The challenge? Finding the workforce to fulfill these exciting initiatives. 40% of salaried employees have been with GM five years or less. In the Bedford plant, many employees have less than five years of work experience anywhere. A study by Deloitte found from 2018 to 2028, 4.6 million manufacturing jobs will be created, 1.9 through natural growth and 2.7 through retirement. 2.4 million jobs won’t be filled with the right skills or people.
Key questions for his sector, Mr. Jolly suggested, are, “What do we need to do to attract more people and talent to manufacturing? How can we make people see that manufacturing has a future?”
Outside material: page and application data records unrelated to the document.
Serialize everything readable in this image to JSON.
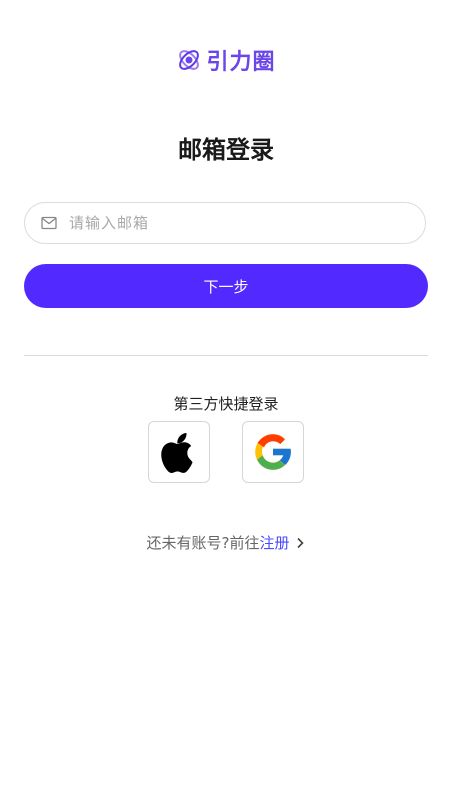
{
  "brand": {
    "name": "引力圈",
    "color": "#6b46e8",
    "icon": "orbit-logo-icon"
  },
  "page": {
    "title": "邮箱登录"
  },
  "email": {
    "placeholder": "请输入邮箱",
    "value": "",
    "icon": "mail-icon"
  },
  "next_button": {
    "label": "下一步",
    "color": "#5229ff"
  },
  "third_party": {
    "label": "第三方快捷登录",
    "providers": [
      {
        "name": "apple",
        "icon": "apple-icon"
      },
      {
        "name": "google",
        "icon": "google-icon"
      }
    ]
  },
  "register": {
    "prompt": "还未有账号?前往",
    "link": "注册",
    "link_color": "#4a4aff",
    "icon": "chevron-right-icon"
  }
}
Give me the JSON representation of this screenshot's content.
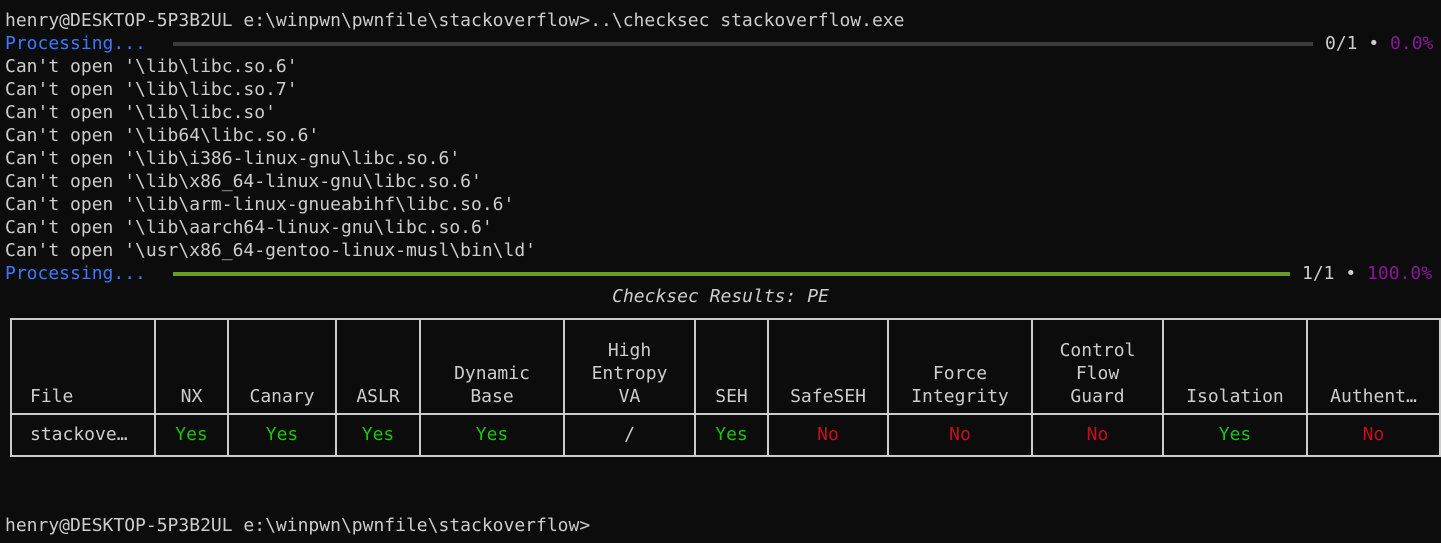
{
  "terminal": {
    "prompt_command": "henry@DESKTOP-5P3B2UL e:\\winpwn\\pwnfile\\stackoverflow>..\\checksec stackoverflow.exe",
    "progress1": {
      "label": "Processing...",
      "count": "0/1",
      "separator": "•",
      "percent_text": "0.0%",
      "fraction": 0.0
    },
    "errors": [
      "Can't open '\\lib\\libc.so.6'",
      "Can't open '\\lib\\libc.so.7'",
      "Can't open '\\lib\\libc.so'",
      "Can't open '\\lib64\\libc.so.6'",
      "Can't open '\\lib\\i386-linux-gnu\\libc.so.6'",
      "Can't open '\\lib\\x86_64-linux-gnu\\libc.so.6'",
      "Can't open '\\lib\\arm-linux-gnueabihf\\libc.so.6'",
      "Can't open '\\lib\\aarch64-linux-gnu\\libc.so.6'",
      "Can't open '\\usr\\x86_64-gentoo-linux-musl\\bin\\ld'"
    ],
    "progress2": {
      "label": "Processing...",
      "count": "1/1",
      "separator": "•",
      "percent_text": "100.0%",
      "fraction": 1.0
    },
    "results_title": "Checksec Results: PE",
    "final_prompt": "henry@DESKTOP-5P3B2UL e:\\winpwn\\pwnfile\\stackoverflow>"
  },
  "colors": {
    "processing": "#3b78ff",
    "bar_empty": "#3a3a3a",
    "bar_full": "#6a9a1f",
    "percent": "#881798",
    "yes": "#16c60c",
    "no": "#c50f1f"
  },
  "table": {
    "headers": [
      "File",
      "NX",
      "Canary",
      "ASLR",
      "Dynamic\nBase",
      "High\nEntropy\nVA",
      "SEH",
      "SafeSEH",
      "Force\nIntegrity",
      "Control\nFlow\nGuard",
      "Isolation",
      "Authent…"
    ],
    "row": [
      {
        "value": "stackove…",
        "status": "neutral"
      },
      {
        "value": "Yes",
        "status": "yes"
      },
      {
        "value": "Yes",
        "status": "yes"
      },
      {
        "value": "Yes",
        "status": "yes"
      },
      {
        "value": "Yes",
        "status": "yes"
      },
      {
        "value": "/",
        "status": "neutral"
      },
      {
        "value": "Yes",
        "status": "yes"
      },
      {
        "value": "No",
        "status": "no"
      },
      {
        "value": "No",
        "status": "no"
      },
      {
        "value": "No",
        "status": "no"
      },
      {
        "value": "Yes",
        "status": "yes"
      },
      {
        "value": "No",
        "status": "no"
      }
    ]
  }
}
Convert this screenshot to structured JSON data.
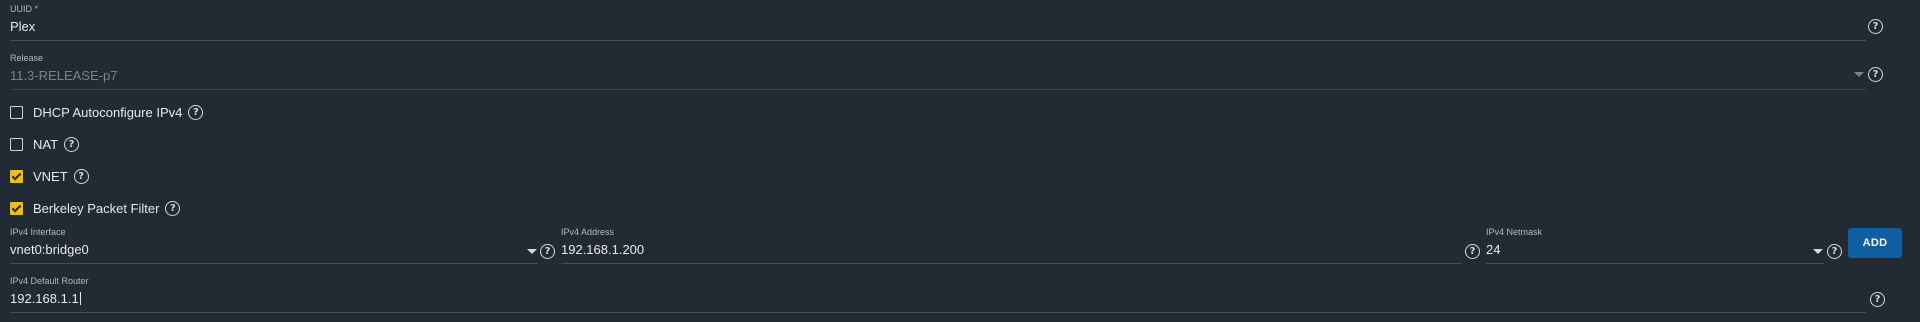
{
  "uuid": {
    "label": "UUID *",
    "value": "Plex"
  },
  "release": {
    "label": "Release",
    "value": "11.3-RELEASE-p7"
  },
  "checkboxes": [
    {
      "label": "DHCP Autoconfigure IPv4",
      "checked": false
    },
    {
      "label": "NAT",
      "checked": false
    },
    {
      "label": "VNET",
      "checked": true
    },
    {
      "label": "Berkeley Packet Filter",
      "checked": true
    }
  ],
  "ipv4_interface": {
    "label": "IPv4 Interface",
    "value": "vnet0:bridge0"
  },
  "ipv4_address": {
    "label": "IPv4 Address",
    "value": "192.168.1.200"
  },
  "ipv4_netmask": {
    "label": "IPv4 Netmask",
    "value": "24"
  },
  "add_button": {
    "label": "ADD"
  },
  "ipv4_default_router": {
    "label": "IPv4 Default Router",
    "value": "192.168.1.1"
  },
  "help_glyph": "?",
  "icons": {
    "help": "question-circle-icon",
    "dropdown": "caret-down-icon",
    "checkbox_checked": "check-icon"
  },
  "colors": {
    "background": "#222a33",
    "checkbox_checked": "#f2c200",
    "primary_button": "#0e5ea4",
    "text": "#e8eaed",
    "muted_text": "#b3b8be"
  }
}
Following the individual presentations, ROI CEO Tina Peterson facilitated a panel discussion on challenges and opportunities, in particular, the unmet workforce need for scientists, technologists, engineers, and production workers. She asked each of the speakers to address how their organizations are approaching staffing and recruiting.
Dr. Seidle noted that Crane’s strategic direction to develop deep expertise and the nature of its projects attracts top talent from all over the country who want to participate in that specialized work. “Once they’re there,” he added, “our retention is good.” Crane has purposefully built connections to universities with a curriculum that supports its work.
Cook, on the other hand, has had to shift its approach. Pete Yonkman explained, “For filling entry-level jobs, we focus on the education opportunity. We’ll provide a high school diploma through masters for free. For a recent job fair, 600 people were lined up for 200 jobs before 6 am. Most were underemployed. They’re looking to build a career, not just a job. There is a hidden workforce in Indiana of underemployed people,” and Cook seeks to both tap and further develop that workforce.
At GM’s Bedford plant, Gareth Jolly replied, it’s been difficult to hire for certain skills. “We’ve had 18 months of posting for electricians going unfilled,” he said. “Now we’re thinking of apprenticeship programs, even though that takes years. Die making is also a skill that’s died out.” Recruiting, Mr. Jolly noted, is hampered by outdated perceptions of manufacturing as low-tech work in a dirty environment. But as ROI’s new job-shadowing videos show, today’s factories are scrupulously clean and very high tech. “It takes complex diagnostics to fix and maintain equipment,” he added. “At GM, we have success recruiting engineers, we successfully recruit California and East Coast people,” but other roles are harder to fill. Like Crane, however, once people are hired and see what the facility and the work are like, GM has no trouble retaining them; attraction is the sticking point.
Dr. Seidle picked up on that point, commenting, “There’s an education piece for tool and die makers and electricians. As parents, we want kids to go to college. We don’t think about the outstanding local opportunities like these, that pay well and are portable.”
“There’s also a community piece,” Mr. Yonkman added. “Cook is deeply committed to the people here. We succeed when our communities succeed.”
In closing, Peterson commented that any discussion of workforce must also address the role of automation in eliminating jobs, and that the State of Indiana has the highest risk of automation of any state—a thought-provoking issue that the panel didn’t have time to discuss. But in an interview after the panel, Dr. Seidle commented that for NSWC Crane, automation, artificial intelligence, and the like are not threats, “as long as our strategies incorporate that. There’s funding that’s coming to Crane for all those things that we’re asked to stay in front of so that we’re ahead of our adversaries. Those disruptive technologies are ultimately good for us. They end up increasing our relevance, as long as we’re strategically inclined. I think for us it’s leading to positive impacts on our workforce.”